We present high-resolution implicit large eddy simulation (iLES) of the turbulent air-entraining flow in the wake of three-dimensional rectangular dry transom sterns with varying speeds and half-beam-to-draft ratios
. We employ two-phase (air/water), time-dependent simulations utilizing conservative volume-of-fluid (cVOF) and boundary data immersion (BDIM) methods to obtain the flow structure and large-scale air entrainment in the wake. We confirm that the convergent-corner-wave region that forms immediately aft of the stern wake is ballistic, thus predictable only by the speed and (rectangular) geometry of the ship. We show that the flow structure in the air–water mixed region contains a shear layer with a streamwise jet and secondary vortex structures due to the presence of the quasi-steady, three-dimensional breaking waves. We apply a Lagrangian cavity identification technique to quantify the air entrainment in the wake and show that the strongest entrainment is where wave breaking occurs. We identify an inverse dependence of the maximum average void fraction and total volume entrained with
. We determine that the average surface entrainment rate initially peaks at a location that scales with draft Froude number and that the normalized average air cavity density spectrum has a consistent value providing there is active air entrainment. A small parametric study of the rectangular geometry and stern speed establishes and confirms the scaling of the interface characteristics with draft Froude number and geometry.
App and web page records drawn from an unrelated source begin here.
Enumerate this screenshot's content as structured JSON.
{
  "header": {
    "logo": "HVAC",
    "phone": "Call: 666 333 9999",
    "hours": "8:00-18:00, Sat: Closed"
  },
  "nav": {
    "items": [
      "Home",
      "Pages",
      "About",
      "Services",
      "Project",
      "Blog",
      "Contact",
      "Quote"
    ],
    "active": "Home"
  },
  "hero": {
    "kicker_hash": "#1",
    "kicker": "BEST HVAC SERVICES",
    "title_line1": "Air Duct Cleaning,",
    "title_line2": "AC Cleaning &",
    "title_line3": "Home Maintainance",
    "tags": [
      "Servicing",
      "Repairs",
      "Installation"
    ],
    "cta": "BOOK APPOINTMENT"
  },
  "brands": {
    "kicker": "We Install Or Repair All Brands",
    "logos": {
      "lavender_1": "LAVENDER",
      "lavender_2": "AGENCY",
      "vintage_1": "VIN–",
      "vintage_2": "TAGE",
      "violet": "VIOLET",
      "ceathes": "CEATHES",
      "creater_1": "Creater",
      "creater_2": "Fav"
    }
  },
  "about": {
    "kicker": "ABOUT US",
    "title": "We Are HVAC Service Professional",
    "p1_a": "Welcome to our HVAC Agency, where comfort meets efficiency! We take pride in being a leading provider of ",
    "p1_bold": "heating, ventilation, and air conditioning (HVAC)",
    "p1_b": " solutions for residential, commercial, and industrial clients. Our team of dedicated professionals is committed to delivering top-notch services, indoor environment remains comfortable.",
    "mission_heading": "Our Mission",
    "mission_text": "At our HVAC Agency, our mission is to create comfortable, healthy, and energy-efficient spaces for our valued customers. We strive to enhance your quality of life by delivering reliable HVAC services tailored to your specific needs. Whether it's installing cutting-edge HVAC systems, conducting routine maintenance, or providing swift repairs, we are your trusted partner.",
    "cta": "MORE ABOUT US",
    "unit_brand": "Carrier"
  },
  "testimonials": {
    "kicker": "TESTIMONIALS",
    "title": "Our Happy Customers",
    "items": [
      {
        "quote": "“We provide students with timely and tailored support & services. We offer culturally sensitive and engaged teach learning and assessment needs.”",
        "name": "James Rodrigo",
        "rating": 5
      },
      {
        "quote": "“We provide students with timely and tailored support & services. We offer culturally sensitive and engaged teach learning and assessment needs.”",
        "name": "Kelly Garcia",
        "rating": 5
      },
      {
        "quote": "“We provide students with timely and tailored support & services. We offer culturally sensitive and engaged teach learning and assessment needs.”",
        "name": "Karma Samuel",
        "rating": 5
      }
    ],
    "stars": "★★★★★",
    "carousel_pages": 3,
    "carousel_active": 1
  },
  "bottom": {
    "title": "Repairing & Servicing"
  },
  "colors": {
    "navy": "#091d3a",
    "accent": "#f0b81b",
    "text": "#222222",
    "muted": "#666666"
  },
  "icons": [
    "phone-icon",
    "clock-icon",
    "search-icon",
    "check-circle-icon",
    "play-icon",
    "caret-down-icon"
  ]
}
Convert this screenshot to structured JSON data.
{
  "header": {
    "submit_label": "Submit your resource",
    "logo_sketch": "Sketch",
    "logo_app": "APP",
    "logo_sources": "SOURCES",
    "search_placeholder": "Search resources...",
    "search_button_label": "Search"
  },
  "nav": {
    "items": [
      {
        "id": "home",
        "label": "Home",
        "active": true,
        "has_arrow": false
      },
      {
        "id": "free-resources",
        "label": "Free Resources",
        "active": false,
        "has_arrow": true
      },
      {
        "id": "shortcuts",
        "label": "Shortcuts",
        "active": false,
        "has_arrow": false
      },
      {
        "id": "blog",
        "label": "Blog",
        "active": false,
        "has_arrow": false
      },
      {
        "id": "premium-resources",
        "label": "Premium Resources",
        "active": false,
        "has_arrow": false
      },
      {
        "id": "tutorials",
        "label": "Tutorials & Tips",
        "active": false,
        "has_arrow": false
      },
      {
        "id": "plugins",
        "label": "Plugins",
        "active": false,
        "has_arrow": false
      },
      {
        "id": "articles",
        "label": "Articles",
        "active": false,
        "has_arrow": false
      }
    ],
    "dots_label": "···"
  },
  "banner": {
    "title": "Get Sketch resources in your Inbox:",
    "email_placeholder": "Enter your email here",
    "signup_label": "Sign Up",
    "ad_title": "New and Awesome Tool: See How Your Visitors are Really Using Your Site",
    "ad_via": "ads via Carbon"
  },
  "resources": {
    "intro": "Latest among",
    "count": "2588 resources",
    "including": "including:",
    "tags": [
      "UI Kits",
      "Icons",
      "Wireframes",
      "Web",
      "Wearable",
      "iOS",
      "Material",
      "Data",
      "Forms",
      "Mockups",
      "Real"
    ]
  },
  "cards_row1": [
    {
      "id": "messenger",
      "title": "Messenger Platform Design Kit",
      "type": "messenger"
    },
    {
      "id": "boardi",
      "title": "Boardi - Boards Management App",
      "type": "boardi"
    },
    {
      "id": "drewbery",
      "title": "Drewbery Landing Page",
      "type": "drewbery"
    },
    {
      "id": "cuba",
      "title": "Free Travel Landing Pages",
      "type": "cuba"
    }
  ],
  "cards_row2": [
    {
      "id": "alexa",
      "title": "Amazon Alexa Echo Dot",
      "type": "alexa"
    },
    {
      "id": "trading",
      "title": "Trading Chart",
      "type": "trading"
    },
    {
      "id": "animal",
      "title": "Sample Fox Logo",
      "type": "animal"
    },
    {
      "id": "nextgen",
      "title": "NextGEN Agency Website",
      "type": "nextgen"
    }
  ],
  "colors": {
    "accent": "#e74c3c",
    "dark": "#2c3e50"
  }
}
In Part 2 (Hendrikson & Yue, J. Fluid Mech., vol. 875, 2019, pp. 884–913) we examine the incompressible highly variable density turbulence characteristics and turbulence closure modelling.